- Begin Journal -
I begin this journal today with great expectations, as I have found 12 Monarch
Butterfly eggs. (Danaus plexippus) I also located 4 living Monarch caterpillars
(1 4th instar, 3 2nd & 3rd instar) I wonder how long it will take them to grow.
The hunt went well today, and I managed to locate more eggs. Some of the ones I found
yesterday have hatched. Of the Monarchs I now have 8 caterpillars ranging from 1st through
3rd instar, and 4 that are either 4th or 5th instar. I also have 22 eggs.
Another good day today. I now have 15 caterpillars of 1st-3rd instar, 4 that are 4th-5th
instar, and a whopping total of 45 eggs! I am now having to collect 1 whole stalk of
milkweed every day in order to keep them fed.
Those eggs are starting to hatch with a vigor now. I now have 29 that are between 1st and
3rd instar. I found another 4th instar caterpillar today, so now I have 5 that are 4th and
5th instar. I think the largest of them is getting ready to pupate.
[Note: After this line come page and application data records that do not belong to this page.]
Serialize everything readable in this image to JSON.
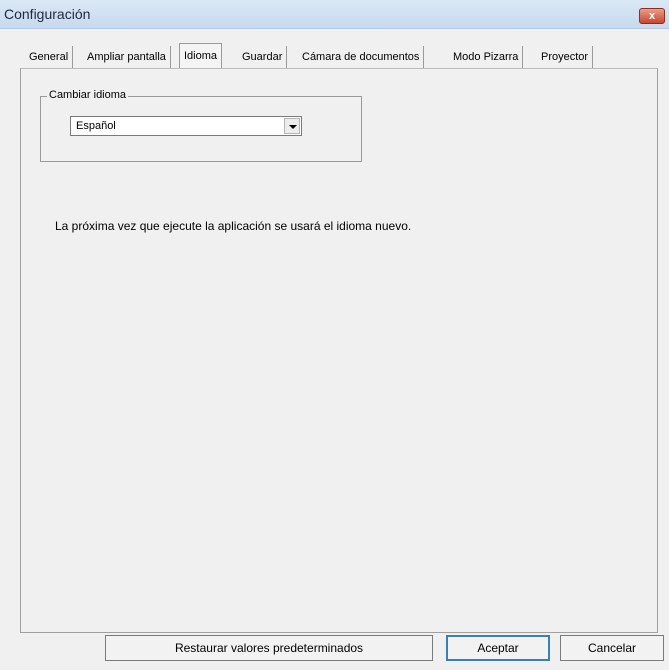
{
  "window": {
    "title": "Configuración",
    "close_label": "x"
  },
  "tabs": [
    {
      "label": "General"
    },
    {
      "label": "Ampliar pantalla"
    },
    {
      "label": "Idioma",
      "active": true
    },
    {
      "label": "Guardar"
    },
    {
      "label": "Cámara de documentos"
    },
    {
      "label": "Modo Pizarra"
    },
    {
      "label": "Proyector"
    }
  ],
  "language_group": {
    "legend": "Cambiar idioma",
    "selected": "Español",
    "dropdown_icon": "chevron-down-icon"
  },
  "info_text": "La próxima vez que ejecute la aplicación se usará el idioma nuevo.",
  "buttons": {
    "restore": "Restaurar valores predeterminados",
    "accept": "Aceptar",
    "cancel": "Cancelar"
  },
  "colors": {
    "titlebar": "#c7d9ee",
    "close_button": "#c9462c",
    "default_button_border": "#3c7fb1"
  }
}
I now have 51 eggs.
A tradgedy has befallen one of my 4th instar caterpillars. It seems that it has turned
brown and gooey (best way I can describe it). I believe it to be dead. On the good
side however, I now have 1 making it's chrysylis. I have 43 caterpillars of the 1st-3rd,
3 of the 4th & 5th, and 32 eggs. (Didn't seem to find as many today)
I have now come to a junction in my collection, and have decided to make a butterfly house
to keep the adults in. In fact, I will try to catch a few as they nectar on my zinnias.
Perhaps I will get more eggs that way. :)
I don't know what it is, but that brown stuff is spreading to my other 4th & 5th instar
caterpillars. The one making the cocoon has died, and one other has died.
Luckily, the 1st through 3rd instar caterpillars are in a seperate container. I just
hope that the brown stuff doesn't spread. I am also beginning to wonder if I should
just give it up and leave it to the professionals to raise them.
I spent some time on the Inet last night and did some research on the brown stuff. Seems it's
a virus. It's called Nuclear Polyhedrosis. And it is very deadly to the caterpillars.
I think all of the larger caterpillars in the container with the virus are going to meet the same
gory fate. I have written an Email to a college professor to ask about the virus and how to
eradicate it. Hopefully it can be done.
Last Updated: 9-5-96
This page hosted by
Get your own Free Homepage